(ACTION ITEM) Exactly how many lines below mention "this"? Answer with that number alone.

Records from a data source:
□ □ □ □ □

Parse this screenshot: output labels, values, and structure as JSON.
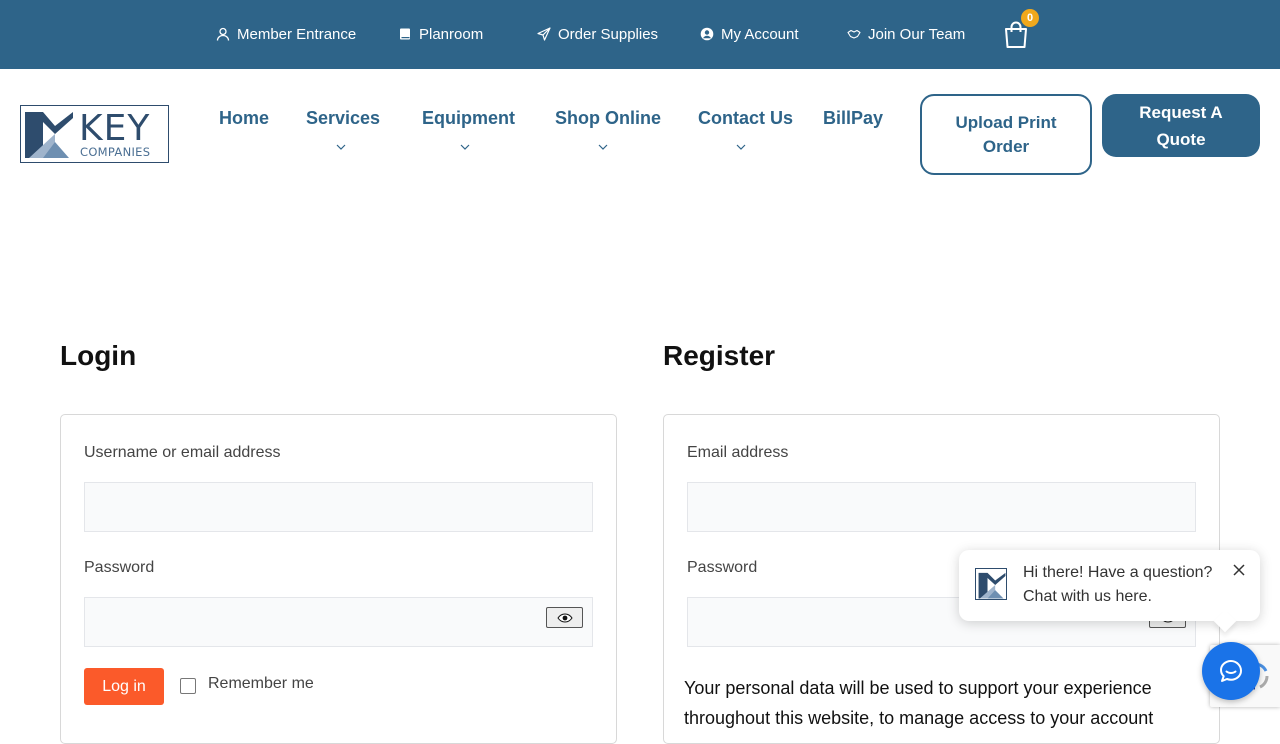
{
  "topbar": {
    "links": [
      "Member Entrance",
      "Planroom",
      "Order Supplies",
      "My Account",
      "Join Our Team"
    ],
    "cart_count": "0"
  },
  "logo": {
    "name": "KEY",
    "sub": "COMPANIES"
  },
  "nav": {
    "items": [
      "Home",
      "Services",
      "Equipment",
      "Shop Online",
      "Contact Us",
      "BillPay"
    ],
    "upload_btn": "Upload Print Order",
    "quote_btn": "Request A Quote"
  },
  "login": {
    "title": "Login",
    "username_label": "Username or email address",
    "username_value": "",
    "password_label": "Password",
    "password_value": "",
    "button": "Log in",
    "remember": "Remember me"
  },
  "register": {
    "title": "Register",
    "email_label": "Email address",
    "email_value": "",
    "password_label": "Password",
    "password_value": "",
    "privacy_text": "Your personal data will be used to support your experience throughout this website, to manage access to your account"
  },
  "chat": {
    "line1": "Hi there! Have a question?",
    "line2": "Chat with us here."
  },
  "colors": {
    "brand": "#2e6489",
    "accent": "#fb5a2a",
    "chat": "#1a73e8"
  }
}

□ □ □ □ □

(TASK OUTPUT) 2